- Construction of new walking and biking path to the garden
- Classroom building completed
- Garden expands to 2 acres
- Pollinator research project begins at garden
- Student CSA (Community Supported Agriculture) program begins: more than 50 students participate.
- Education becomes a focus of MCOG: Students build gardens at the Aurora School and the Cornwall School; run a summer program at MCOG through the Aurora School summer camp; and run a fall club at the Cornwall School
- Students teach a winter term course on Food Justice in Vermont
- Students start an on campus farmstand and sell to faculty, staff and students
- Advisor committee forms and first meeting occurs in November
- Organic certification process begins
- Hoophouse is built at garden site and used for seed starting and hot-crops
- Name officially changed to Middlebury College Organic Farm (MCOF)
- Students run a weekend summit for student farmers at NESCAC schools
- Students and faculty propose Food Studies minor
- Students design a barn and planning process begins
- Students work with the Bronx Academy of Letters in NYC to start a roof top garden and help get the project off the ground
- EatReal student organization formed
- First FoodWorks internships create new opportunities for learning about the food system
- Farm adds 12 egg-laying birds and 40 meat chickens thanks to funding from Environmental Council Grant
- Students build a pizza oven at the farm for community events
The study of classics at Middlebury provides you both with intellectual skills that are useful in any career, and with the experience of ideas that will enrich your thinking about life and the world around you.
The field of classics covers the languages, literatures, art, and culture of ancient Greece and Rome. The Classics Department and Classical Studies Program offer courses in ancient languages (Latin and Greek) and a broad range of topics in classical civilization (ancient history, art, law, literature, philosophy, political theory, and religion) for which knowledge of the ancient languages is not necessary. All courses are open to majors and non-majors alike, and many of our students start their language study at Middlebury.
George Altshuler '10 blogs about his experience studying abroad in France. Expect thoughts on museums, politics, education, and history.
In 2008, Ian Barrow published a book on Surveying and Mapping in Colonial Sri Lanka (Oxford University Press). It's the first in-depth account and assessment of the colonial survey department during the nineteenth century. My research for the book and developing interest in Sri Lanka (formerly known as Ceylon) has prompted me to offer a course on Sri Lankan history in Spring 2010. My book will probably be one of the texts.

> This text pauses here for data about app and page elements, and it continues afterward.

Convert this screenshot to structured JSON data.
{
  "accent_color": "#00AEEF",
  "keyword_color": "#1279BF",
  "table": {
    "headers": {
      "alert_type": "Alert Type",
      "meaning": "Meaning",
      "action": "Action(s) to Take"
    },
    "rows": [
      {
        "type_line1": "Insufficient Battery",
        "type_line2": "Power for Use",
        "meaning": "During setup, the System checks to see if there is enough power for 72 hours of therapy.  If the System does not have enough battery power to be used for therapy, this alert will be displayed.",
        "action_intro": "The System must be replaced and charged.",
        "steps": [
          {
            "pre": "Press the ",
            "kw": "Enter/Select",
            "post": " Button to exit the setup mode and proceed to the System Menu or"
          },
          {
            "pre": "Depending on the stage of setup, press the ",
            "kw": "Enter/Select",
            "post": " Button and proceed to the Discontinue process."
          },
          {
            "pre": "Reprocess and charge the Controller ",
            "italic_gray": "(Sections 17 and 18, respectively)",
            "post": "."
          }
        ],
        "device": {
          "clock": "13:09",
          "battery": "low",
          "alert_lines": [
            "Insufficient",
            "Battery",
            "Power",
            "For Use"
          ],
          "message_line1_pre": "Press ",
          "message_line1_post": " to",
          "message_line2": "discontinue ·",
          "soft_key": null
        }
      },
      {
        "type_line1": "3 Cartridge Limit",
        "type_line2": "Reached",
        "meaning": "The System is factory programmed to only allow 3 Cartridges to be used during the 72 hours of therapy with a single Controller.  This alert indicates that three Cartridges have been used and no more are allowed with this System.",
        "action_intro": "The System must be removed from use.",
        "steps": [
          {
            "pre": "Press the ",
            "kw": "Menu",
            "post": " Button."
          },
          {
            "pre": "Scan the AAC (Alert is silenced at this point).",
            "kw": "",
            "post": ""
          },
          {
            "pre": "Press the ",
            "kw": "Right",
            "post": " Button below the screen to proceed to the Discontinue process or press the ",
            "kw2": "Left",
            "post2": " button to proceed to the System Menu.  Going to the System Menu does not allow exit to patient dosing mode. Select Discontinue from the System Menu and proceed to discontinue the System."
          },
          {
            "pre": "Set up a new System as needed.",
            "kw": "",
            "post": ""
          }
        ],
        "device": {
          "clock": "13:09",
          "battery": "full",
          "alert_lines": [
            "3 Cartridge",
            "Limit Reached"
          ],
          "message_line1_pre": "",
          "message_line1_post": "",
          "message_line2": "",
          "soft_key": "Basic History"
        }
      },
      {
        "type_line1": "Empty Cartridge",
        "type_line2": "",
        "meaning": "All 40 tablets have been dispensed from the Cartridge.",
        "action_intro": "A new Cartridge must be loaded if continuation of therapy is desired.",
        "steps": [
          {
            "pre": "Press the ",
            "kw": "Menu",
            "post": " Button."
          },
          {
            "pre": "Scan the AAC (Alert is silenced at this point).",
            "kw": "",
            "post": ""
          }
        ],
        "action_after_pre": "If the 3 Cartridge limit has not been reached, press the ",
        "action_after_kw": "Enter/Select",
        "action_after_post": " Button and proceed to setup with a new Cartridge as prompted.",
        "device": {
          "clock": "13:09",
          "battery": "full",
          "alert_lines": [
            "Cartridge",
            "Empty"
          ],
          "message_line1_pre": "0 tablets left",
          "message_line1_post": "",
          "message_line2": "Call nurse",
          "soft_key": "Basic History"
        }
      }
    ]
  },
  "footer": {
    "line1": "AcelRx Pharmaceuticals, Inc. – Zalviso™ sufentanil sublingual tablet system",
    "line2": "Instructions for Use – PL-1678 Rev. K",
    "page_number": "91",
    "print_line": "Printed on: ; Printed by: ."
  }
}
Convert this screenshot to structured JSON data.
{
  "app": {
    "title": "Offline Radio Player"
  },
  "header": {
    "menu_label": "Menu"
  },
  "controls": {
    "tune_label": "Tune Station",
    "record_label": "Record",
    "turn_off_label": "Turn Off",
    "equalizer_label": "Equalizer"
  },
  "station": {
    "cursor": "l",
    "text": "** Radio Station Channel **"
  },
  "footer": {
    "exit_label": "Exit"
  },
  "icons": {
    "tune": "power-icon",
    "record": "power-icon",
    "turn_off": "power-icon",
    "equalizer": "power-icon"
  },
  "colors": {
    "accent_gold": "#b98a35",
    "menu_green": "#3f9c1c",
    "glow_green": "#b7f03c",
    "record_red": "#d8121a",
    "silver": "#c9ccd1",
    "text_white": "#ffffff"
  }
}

Professor Ian Barrow's current research is for a book on 'assassination museums' -- museums in South Asia that are dedicated to recent leaders who have been assassinated. "As a historian, I am particularly interested in the ways the leaders' legacies are displayed and taught through the often macabre exhibits (e.g. bits of flesh or spots of blood or bullet holes are preserved in the museums, which are often the locations of the assassinations)," Barrow says. "But I'm also fascinated by what's left out, and what that means for our understanding of the leaders."